* _Exercise prompt_
Reproduce the records below exactly as they are written.

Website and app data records
BEGIN

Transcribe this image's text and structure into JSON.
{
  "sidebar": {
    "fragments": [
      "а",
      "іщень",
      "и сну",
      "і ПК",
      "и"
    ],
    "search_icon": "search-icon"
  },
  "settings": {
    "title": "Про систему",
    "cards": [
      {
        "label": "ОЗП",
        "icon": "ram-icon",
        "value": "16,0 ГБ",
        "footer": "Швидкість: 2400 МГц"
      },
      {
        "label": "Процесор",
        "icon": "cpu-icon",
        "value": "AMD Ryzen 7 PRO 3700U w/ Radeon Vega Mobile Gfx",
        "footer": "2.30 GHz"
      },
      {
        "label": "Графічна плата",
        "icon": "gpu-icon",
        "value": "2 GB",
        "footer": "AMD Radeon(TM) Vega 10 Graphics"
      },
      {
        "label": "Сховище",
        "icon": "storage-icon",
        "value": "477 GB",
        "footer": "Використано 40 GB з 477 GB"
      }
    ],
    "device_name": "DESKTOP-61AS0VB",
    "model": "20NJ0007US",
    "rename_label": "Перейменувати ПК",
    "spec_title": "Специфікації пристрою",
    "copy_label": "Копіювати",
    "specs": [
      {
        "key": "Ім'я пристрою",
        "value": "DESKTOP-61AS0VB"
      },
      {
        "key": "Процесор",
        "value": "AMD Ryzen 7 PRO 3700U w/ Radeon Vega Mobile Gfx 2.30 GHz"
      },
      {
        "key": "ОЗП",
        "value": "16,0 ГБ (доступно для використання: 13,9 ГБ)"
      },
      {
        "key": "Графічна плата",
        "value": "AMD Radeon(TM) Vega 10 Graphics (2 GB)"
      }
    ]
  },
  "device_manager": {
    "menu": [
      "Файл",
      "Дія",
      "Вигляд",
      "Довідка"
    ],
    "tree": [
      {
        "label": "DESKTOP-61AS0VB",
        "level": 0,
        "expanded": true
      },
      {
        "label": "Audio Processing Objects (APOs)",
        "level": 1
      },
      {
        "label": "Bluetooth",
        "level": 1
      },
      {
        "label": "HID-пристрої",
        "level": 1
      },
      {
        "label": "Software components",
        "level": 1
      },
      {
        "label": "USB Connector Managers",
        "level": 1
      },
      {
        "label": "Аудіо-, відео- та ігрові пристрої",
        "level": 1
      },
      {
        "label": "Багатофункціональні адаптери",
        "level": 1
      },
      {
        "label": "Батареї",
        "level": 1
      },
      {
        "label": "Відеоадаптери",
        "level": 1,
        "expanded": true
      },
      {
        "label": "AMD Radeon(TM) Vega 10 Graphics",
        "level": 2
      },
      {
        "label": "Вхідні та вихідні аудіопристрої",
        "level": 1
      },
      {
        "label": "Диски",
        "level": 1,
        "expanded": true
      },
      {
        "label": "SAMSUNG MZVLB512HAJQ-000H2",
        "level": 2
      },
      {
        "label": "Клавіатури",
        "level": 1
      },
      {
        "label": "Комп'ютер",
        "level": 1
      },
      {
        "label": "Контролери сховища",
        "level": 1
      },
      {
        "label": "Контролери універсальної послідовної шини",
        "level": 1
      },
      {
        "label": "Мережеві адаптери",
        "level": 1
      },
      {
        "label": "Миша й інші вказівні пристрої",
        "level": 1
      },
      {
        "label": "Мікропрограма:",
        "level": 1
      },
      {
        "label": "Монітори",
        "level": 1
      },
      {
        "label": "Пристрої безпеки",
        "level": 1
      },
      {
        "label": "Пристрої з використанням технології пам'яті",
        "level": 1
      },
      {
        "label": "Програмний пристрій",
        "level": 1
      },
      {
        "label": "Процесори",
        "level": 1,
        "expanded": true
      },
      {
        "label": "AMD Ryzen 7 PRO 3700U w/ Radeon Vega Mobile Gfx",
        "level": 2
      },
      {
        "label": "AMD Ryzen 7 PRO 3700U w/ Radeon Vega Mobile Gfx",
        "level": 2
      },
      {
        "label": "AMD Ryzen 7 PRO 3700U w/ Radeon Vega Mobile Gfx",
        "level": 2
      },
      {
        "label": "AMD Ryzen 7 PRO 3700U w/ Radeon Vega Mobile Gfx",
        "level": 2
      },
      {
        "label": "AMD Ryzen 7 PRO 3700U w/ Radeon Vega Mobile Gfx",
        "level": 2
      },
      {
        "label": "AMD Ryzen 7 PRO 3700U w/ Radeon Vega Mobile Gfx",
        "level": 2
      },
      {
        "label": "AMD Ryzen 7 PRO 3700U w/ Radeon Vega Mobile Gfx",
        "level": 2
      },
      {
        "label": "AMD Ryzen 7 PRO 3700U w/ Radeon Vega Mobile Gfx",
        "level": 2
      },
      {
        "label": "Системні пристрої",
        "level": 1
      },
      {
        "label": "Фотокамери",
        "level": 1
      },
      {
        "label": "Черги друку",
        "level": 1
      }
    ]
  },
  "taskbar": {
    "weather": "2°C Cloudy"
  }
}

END

* _Answer for this exercise_
Transcribe this image's text and structure into JSON.
{
  "sidebar": {
    "fragments": [
      "а",
      "іщень",
      "и сну",
      "і ПК",
      "и"
    ],
    "search_icon": "search-icon"
  },
  "settings": {
    "title": "Про систему",
    "cards": [
      {
        "label": "ОЗП",
        "icon": "ram-icon",
        "value": "16,0 ГБ",
        "footer": "Швидкість: 2400 МГц"
      },
      {
        "label": "Процесор",
        "icon": "cpu-icon",
        "value": "AMD Ryzen 7 PRO 3700U w/ Radeon Vega Mobile Gfx",
        "footer": "2.30 GHz"
      },
      {
        "label": "Графічна плата",
        "icon": "gpu-icon",
        "value": "2 GB",
        "footer": "AMD Radeon(TM) Vega 10 Graphics"
      },
      {
        "label": "Сховище",
        "icon": "storage-icon",
        "value": "477 GB",
        "footer": "Використано 40 GB з 477 GB"
      }
    ],
    "device_name": "DESKTOP-61AS0VB",
    "model": "20NJ0007US",
    "rename_label": "Перейменувати ПК",
    "spec_title": "Специфікації пристрою",
    "copy_label": "Копіювати",
    "specs": [
      {
        "key": "Ім'я пристрою",
        "value": "DESKTOP-61AS0VB"
      },
      {
        "key": "Процесор",
        "value": "AMD Ryzen 7 PRO 3700U w/ Radeon Vega Mobile Gfx 2.30 GHz"
      },
      {
        "key": "ОЗП",
        "value": "16,0 ГБ (доступно для використання: 13,9 ГБ)"
      },
      {
        "key": "Графічна плата",
        "value": "AMD Radeon(TM) Vega 10 Graphics (2 GB)"
      }
    ]
  },
  "device_manager": {
    "menu": [
      "Файл",
      "Дія",
      "Вигляд",
      "Довідка"
    ],
    "tree": [
      {
        "label": "DESKTOP-61AS0VB",
        "level": 0,
        "expanded": true
      },
      {
        "label": "Audio Processing Objects (APOs)",
        "level": 1
      },
      {
        "label": "Bluetooth",
        "level": 1
      },
      {
        "label": "HID-пристрої",
        "level": 1
      },
      {
        "label": "Software components",
        "level": 1
      },
      {
        "label": "USB Connector Managers",
        "level": 1
      },
      {
        "label": "Аудіо-, відео- та ігрові пристрої",
        "level": 1
      },
      {
        "label": "Багатофункціональні адаптери",
        "level": 1
      },
      {
        "label": "Батареї",
        "level": 1
      },
      {
        "label": "Відеоадаптери",
        "level": 1,
        "expanded": true
      },
      {
        "label": "AMD Radeon(TM) Vega 10 Graphics",
        "level": 2
      },
      {
        "label": "Вхідні та вихідні аудіопристрої",
        "level": 1
      },
      {
        "label": "Диски",
        "level": 1,
        "expanded": true
      },
      {
        "label": "SAMSUNG MZVLB512HAJQ-000H2",
        "level": 2
      },
      {
        "label": "Клавіатури",
        "level": 1
      },
      {
        "label": "Комп'ютер",
        "level": 1
      },
      {
        "label": "Контролери сховища",
        "level": 1
      },
      {
        "label": "Контролери універсальної послідовної шини",
        "level": 1
      },
      {
        "label": "Мережеві адаптери",
        "level": 1
      },
      {
        "label": "Миша й інші вказівні пристрої",
        "level": 1
      },
      {
        "label": "Мікропрограма:",
        "level": 1
      },
      {
        "label": "Монітори",
        "level": 1
      },
      {
        "label": "Пристрої безпеки",
        "level": 1
      },
      {
        "label": "Пристрої з використанням технології пам'яті",
        "level": 1
      },
      {
        "label": "Програмний пристрій",
        "level": 1
      },
      {
        "label": "Процесори",
        "level": 1,
        "expanded": true
      },
      {
        "label": "AMD Ryzen 7 PRO 3700U w/ Radeon Vega Mobile Gfx",
        "level": 2
      },
      {
        "label": "AMD Ryzen 7 PRO 3700U w/ Radeon Vega Mobile Gfx",
        "level": 2
      },
      {
        "label": "AMD Ryzen 7 PRO 3700U w/ Radeon Vega Mobile Gfx",
        "level": 2
      },
      {
        "label": "AMD Ryzen 7 PRO 3700U w/ Radeon Vega Mobile Gfx",
        "level": 2
      },
      {
        "label": "AMD Ryzen 7 PRO 3700U w/ Radeon Vega Mobile Gfx",
        "level": 2
      },
      {
        "label": "AMD Ryzen 7 PRO 3700U w/ Radeon Vega Mobile Gfx",
        "level": 2
      },
      {
        "label": "AMD Ryzen 7 PRO 3700U w/ Radeon Vega Mobile Gfx",
        "level": 2
      },
      {
        "label": "AMD Ryzen 7 PRO 3700U w/ Radeon Vega Mobile Gfx",
        "level": 2
      },
      {
        "label": "Системні пристрої",
        "level": 1
      },
      {
        "label": "Фотокамери",
        "level": 1
      },
      {
        "label": "Черги друку",
        "level": 1
      }
    ]
  },
  "taskbar": {
    "weather": "2°C Cloudy"
  }
}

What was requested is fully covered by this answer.